### Task to complete:
Check every line of the entries for the string "information" and return the ones that contain it.

### Supplied records:

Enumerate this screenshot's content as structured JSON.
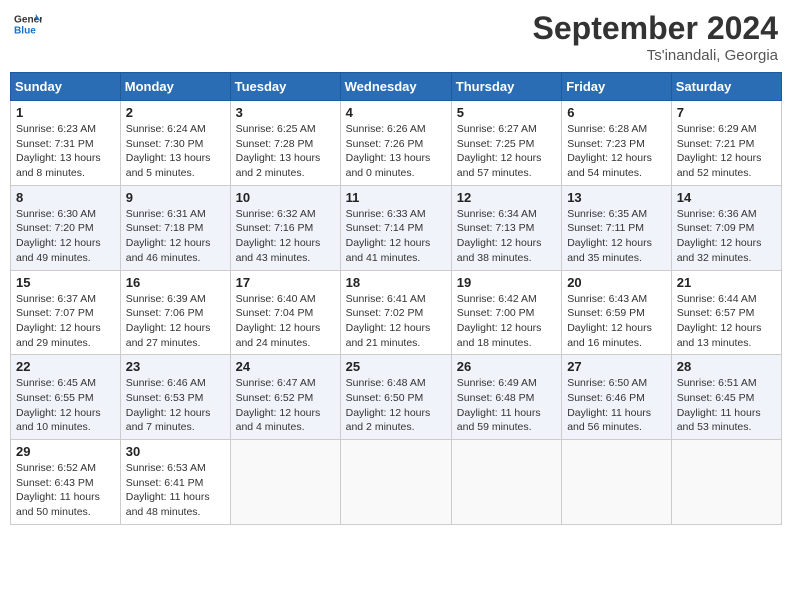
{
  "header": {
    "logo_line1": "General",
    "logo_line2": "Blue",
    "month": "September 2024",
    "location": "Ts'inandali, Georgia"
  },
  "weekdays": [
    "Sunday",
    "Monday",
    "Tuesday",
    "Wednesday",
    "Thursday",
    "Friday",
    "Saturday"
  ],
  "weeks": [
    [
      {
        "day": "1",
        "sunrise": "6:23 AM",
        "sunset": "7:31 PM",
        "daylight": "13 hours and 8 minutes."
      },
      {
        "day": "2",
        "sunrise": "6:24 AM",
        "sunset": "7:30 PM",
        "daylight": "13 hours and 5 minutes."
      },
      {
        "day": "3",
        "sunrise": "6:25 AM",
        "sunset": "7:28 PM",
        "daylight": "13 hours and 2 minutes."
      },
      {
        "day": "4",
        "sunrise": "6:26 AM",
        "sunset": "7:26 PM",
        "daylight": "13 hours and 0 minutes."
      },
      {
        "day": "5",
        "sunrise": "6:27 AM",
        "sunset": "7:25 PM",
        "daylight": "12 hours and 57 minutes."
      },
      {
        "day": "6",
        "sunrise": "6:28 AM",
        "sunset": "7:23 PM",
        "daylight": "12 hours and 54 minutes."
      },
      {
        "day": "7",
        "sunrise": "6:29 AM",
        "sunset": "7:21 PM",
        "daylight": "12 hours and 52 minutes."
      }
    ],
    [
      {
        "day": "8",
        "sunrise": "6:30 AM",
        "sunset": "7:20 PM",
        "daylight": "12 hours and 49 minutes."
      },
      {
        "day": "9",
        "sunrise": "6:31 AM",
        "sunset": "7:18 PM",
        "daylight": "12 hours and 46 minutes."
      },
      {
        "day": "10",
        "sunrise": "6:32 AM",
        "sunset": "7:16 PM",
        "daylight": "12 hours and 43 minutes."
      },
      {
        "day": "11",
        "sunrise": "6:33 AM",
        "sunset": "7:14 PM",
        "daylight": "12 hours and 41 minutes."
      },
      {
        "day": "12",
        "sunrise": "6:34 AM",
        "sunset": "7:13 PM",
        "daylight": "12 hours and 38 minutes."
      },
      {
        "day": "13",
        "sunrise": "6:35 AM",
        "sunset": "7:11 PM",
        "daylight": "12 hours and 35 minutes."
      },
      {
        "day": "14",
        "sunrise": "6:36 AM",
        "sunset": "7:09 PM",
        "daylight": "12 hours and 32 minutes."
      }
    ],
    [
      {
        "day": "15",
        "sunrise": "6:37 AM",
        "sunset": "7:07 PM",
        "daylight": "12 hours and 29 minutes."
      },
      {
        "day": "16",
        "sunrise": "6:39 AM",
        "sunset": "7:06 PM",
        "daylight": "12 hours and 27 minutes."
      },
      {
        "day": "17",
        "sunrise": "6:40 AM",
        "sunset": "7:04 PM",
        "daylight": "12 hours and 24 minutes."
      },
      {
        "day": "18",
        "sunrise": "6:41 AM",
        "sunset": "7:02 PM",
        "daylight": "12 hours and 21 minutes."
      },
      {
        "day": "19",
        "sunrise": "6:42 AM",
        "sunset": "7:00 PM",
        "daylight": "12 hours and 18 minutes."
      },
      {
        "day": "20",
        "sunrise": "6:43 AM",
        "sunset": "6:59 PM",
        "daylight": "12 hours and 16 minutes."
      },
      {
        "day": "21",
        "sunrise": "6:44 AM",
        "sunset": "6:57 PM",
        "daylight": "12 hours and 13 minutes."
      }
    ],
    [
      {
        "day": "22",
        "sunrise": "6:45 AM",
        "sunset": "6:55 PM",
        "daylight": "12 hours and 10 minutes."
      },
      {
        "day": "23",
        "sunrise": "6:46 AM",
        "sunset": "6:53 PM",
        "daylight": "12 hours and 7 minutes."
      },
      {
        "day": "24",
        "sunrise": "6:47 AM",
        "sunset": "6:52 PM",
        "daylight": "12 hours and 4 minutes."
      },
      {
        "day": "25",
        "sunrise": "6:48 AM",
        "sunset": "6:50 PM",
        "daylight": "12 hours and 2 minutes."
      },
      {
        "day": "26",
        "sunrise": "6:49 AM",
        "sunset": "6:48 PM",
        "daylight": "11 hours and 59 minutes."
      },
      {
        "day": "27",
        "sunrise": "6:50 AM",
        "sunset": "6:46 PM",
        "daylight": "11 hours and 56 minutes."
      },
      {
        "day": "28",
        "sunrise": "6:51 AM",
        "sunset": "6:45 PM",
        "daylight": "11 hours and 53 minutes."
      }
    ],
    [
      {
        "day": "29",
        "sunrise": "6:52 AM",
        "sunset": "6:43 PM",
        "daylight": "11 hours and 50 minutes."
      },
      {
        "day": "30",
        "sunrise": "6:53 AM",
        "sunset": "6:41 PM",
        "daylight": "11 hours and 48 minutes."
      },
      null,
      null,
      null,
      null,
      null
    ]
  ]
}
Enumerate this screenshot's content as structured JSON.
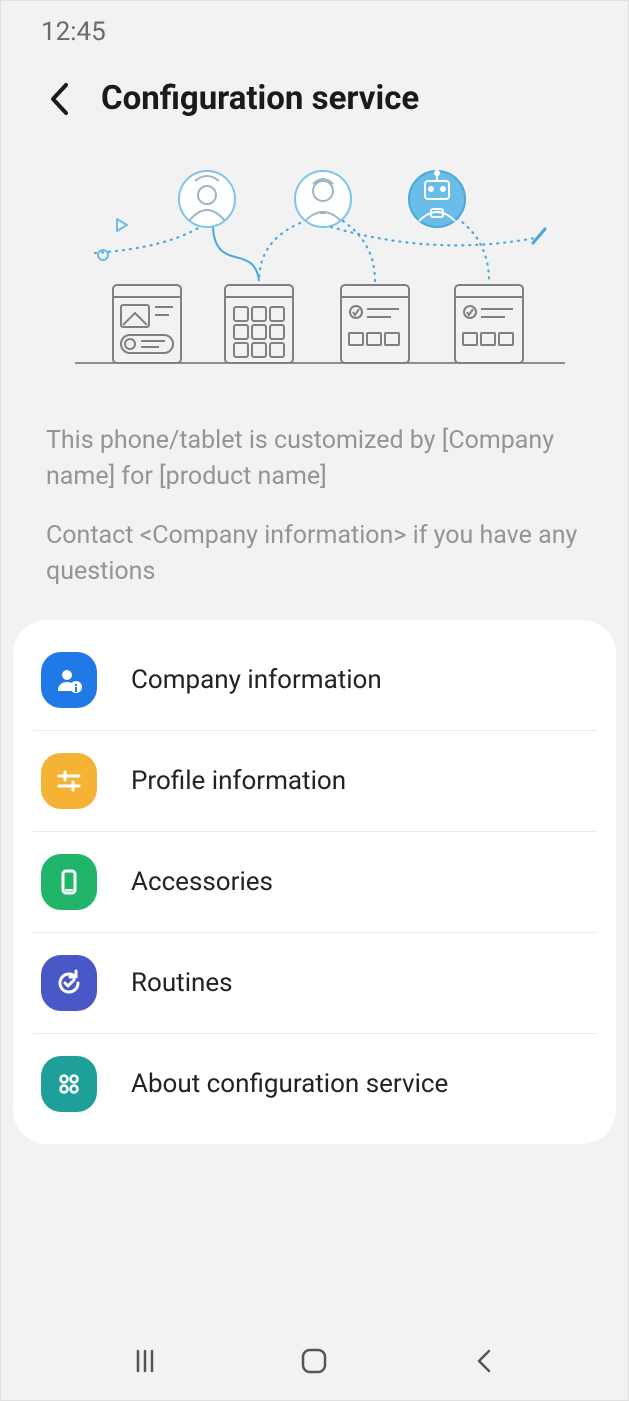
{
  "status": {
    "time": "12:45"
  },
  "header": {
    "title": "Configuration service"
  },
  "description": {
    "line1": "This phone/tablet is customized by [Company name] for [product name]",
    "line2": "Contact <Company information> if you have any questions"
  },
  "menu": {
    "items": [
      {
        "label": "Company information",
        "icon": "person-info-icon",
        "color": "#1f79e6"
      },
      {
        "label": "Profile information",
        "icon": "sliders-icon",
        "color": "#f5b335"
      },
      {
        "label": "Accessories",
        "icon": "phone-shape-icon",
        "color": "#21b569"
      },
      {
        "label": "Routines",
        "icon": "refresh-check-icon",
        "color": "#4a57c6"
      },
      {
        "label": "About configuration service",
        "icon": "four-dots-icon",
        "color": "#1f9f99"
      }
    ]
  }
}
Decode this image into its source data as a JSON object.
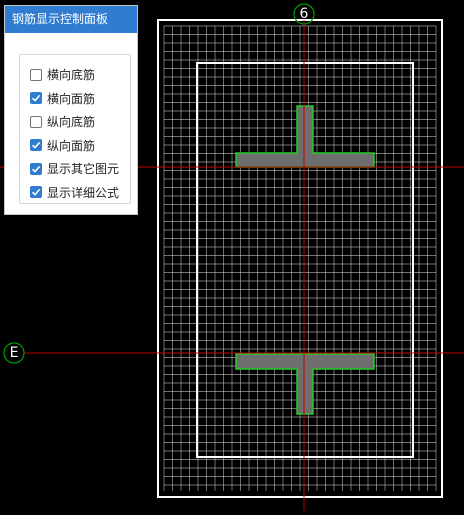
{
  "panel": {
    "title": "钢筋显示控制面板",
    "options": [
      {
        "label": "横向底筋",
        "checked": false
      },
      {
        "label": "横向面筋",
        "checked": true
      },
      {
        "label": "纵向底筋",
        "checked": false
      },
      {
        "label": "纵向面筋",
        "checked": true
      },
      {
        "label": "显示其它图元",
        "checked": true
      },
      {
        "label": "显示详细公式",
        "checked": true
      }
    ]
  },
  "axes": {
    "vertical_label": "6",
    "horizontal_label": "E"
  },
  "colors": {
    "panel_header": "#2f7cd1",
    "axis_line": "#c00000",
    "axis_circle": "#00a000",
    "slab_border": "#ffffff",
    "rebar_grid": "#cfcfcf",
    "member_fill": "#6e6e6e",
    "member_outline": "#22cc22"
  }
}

### Completed task:
    "line2": "Contact <Company information> if you have any questions"
        "label": "Company information",
        "label": "Profile information",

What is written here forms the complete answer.